“These grants will help fund the important work of county conservation districts,” state Sen. Tim Solobay, D-Canonsburg, said. “Learning better ways to use and save resources while teaching stewardship to citizens is an important part of our effort to preserve and improve the environment of the region.”
The grants will be dispersed from the Unconventional Gas Well Fund, created under Act 13 of 2012 to help all county conservation districts continue their services, with a special emphasis on those that host Marcellus Shale gas wells.
Conservation districts statewide will equally share $1.5 million through block grants, while another $1.5 million is distributed through a formula that considers the number of gas wells in a region.
The Washington County Conservation District will receive a total of $83,758, the third highest amount in the state.

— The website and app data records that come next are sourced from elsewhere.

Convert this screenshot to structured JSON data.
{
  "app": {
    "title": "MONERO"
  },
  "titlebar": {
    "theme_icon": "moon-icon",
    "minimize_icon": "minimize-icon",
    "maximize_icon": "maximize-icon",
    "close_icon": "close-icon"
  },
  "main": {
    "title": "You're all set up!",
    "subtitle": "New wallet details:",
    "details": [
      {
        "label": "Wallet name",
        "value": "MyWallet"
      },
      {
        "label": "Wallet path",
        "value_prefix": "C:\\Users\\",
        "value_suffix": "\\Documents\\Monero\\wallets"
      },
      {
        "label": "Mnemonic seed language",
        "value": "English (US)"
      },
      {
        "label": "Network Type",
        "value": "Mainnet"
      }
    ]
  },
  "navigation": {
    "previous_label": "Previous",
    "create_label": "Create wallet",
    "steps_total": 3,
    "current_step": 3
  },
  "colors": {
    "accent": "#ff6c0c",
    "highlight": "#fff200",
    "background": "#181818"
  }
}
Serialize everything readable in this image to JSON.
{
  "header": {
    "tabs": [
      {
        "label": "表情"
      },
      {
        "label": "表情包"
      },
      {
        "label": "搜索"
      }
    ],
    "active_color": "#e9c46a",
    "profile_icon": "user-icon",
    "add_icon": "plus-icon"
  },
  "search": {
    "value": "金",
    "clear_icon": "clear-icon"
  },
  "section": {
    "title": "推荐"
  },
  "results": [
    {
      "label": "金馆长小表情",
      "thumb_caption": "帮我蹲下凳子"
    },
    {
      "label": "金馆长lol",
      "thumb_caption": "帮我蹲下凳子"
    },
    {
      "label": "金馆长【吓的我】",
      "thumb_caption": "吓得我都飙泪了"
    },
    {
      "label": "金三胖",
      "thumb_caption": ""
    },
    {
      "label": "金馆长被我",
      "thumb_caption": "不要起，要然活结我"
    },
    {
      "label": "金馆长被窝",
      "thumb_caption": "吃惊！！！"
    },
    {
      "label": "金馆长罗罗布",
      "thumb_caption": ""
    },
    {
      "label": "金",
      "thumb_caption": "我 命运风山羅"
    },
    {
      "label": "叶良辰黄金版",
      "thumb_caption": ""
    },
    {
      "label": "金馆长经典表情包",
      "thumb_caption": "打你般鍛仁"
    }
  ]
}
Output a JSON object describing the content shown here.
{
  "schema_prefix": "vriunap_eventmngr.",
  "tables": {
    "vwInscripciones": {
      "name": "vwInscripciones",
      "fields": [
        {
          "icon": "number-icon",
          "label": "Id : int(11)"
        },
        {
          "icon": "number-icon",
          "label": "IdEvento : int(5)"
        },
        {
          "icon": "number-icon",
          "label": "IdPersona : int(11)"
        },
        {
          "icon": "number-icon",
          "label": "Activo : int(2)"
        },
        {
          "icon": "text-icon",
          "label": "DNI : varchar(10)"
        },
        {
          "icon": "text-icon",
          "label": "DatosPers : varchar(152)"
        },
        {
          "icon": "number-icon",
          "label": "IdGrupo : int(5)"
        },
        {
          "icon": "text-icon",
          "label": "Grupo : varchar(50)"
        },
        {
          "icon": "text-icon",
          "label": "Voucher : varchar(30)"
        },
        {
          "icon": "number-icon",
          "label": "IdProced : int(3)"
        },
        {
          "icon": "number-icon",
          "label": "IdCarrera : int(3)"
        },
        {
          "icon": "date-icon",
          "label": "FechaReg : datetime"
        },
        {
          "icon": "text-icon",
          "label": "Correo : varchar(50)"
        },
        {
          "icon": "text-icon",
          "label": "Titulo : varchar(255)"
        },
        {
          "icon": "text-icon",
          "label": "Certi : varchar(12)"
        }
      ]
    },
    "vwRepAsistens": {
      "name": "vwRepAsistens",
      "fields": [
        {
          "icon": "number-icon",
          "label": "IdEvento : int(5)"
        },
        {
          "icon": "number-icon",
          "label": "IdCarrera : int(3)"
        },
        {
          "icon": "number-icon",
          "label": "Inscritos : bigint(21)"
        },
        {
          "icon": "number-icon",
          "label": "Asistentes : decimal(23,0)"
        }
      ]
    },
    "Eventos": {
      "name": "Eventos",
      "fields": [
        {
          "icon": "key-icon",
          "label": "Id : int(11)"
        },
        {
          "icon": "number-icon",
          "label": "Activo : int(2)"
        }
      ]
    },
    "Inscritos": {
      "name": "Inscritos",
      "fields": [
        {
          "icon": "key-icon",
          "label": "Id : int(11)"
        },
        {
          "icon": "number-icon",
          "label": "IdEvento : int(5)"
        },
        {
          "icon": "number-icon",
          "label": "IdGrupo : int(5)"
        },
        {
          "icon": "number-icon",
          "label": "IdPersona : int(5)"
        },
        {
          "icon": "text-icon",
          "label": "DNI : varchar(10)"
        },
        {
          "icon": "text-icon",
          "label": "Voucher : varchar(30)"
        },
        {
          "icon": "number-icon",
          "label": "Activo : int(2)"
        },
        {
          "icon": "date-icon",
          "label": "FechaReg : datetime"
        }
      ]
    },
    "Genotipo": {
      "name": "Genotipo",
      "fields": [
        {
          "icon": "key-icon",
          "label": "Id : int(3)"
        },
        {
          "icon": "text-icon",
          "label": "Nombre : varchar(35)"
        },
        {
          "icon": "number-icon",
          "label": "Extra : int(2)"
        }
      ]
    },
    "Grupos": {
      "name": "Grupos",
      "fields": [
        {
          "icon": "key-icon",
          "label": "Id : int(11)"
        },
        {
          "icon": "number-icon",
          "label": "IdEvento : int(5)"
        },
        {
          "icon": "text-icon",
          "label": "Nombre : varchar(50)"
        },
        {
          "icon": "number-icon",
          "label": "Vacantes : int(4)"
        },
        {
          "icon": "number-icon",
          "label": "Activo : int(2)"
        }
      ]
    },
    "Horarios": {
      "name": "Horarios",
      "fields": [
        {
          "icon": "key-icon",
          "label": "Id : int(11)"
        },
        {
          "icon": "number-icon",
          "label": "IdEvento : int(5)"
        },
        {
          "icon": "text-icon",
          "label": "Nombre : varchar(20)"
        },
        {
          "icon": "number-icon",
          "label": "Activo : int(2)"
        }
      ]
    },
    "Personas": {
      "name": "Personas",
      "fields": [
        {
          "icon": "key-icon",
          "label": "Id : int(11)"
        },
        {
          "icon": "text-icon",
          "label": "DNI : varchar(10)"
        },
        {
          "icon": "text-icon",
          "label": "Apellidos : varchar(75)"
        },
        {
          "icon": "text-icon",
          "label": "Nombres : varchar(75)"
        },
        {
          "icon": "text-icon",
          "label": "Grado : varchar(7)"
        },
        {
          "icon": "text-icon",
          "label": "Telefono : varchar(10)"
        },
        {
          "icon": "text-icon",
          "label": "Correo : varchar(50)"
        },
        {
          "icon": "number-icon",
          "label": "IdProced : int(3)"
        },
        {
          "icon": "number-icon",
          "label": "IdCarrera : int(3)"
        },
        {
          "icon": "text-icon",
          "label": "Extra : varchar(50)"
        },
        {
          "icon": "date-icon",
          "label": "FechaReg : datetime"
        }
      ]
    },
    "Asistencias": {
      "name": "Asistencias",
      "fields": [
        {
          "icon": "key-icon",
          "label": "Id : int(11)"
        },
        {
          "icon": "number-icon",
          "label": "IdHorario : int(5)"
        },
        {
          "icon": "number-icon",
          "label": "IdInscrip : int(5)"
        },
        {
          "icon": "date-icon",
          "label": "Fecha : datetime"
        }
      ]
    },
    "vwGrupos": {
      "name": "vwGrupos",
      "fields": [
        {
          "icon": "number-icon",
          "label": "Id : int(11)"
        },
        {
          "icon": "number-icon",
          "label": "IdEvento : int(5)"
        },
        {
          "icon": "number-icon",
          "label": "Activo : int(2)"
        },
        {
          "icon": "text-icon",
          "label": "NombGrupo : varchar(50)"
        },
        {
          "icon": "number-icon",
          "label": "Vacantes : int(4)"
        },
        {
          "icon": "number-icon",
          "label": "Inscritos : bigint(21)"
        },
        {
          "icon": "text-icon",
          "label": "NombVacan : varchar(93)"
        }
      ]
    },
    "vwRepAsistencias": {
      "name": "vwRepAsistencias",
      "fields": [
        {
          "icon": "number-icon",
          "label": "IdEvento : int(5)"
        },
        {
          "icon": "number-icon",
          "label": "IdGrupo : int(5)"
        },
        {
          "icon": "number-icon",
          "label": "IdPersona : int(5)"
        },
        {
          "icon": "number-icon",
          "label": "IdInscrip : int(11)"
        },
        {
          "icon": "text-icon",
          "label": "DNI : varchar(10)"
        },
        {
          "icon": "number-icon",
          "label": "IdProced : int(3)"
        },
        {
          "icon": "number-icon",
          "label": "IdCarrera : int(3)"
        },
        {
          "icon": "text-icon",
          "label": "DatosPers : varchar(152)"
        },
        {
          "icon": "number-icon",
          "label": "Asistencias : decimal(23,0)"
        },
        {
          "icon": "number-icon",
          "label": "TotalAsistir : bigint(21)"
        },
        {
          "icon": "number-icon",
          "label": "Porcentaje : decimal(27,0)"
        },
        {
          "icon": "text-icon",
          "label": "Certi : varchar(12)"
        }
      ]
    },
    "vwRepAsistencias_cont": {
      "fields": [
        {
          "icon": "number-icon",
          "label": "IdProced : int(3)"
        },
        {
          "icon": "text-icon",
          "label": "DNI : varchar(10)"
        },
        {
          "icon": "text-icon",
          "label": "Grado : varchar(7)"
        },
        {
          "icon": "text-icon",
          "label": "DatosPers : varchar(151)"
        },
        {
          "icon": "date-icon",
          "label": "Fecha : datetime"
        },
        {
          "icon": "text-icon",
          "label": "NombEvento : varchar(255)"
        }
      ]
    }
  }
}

Greene County will receive $69,871.
Pennsylvania’s conservation districts were created in 1945 to work across various departments in state government as well as with private businesses, farmers and educators to encourage resource-friendly planning and to educate the community on the best ways to preserve natural resources.
Act 13 created the first dedicated funding source for conservation districts.
Westmoreland County will receive $50,341 from the fund, while Allegheny and Beaver counties will each receive just over $34,000.
The total for all five counties is $272,311.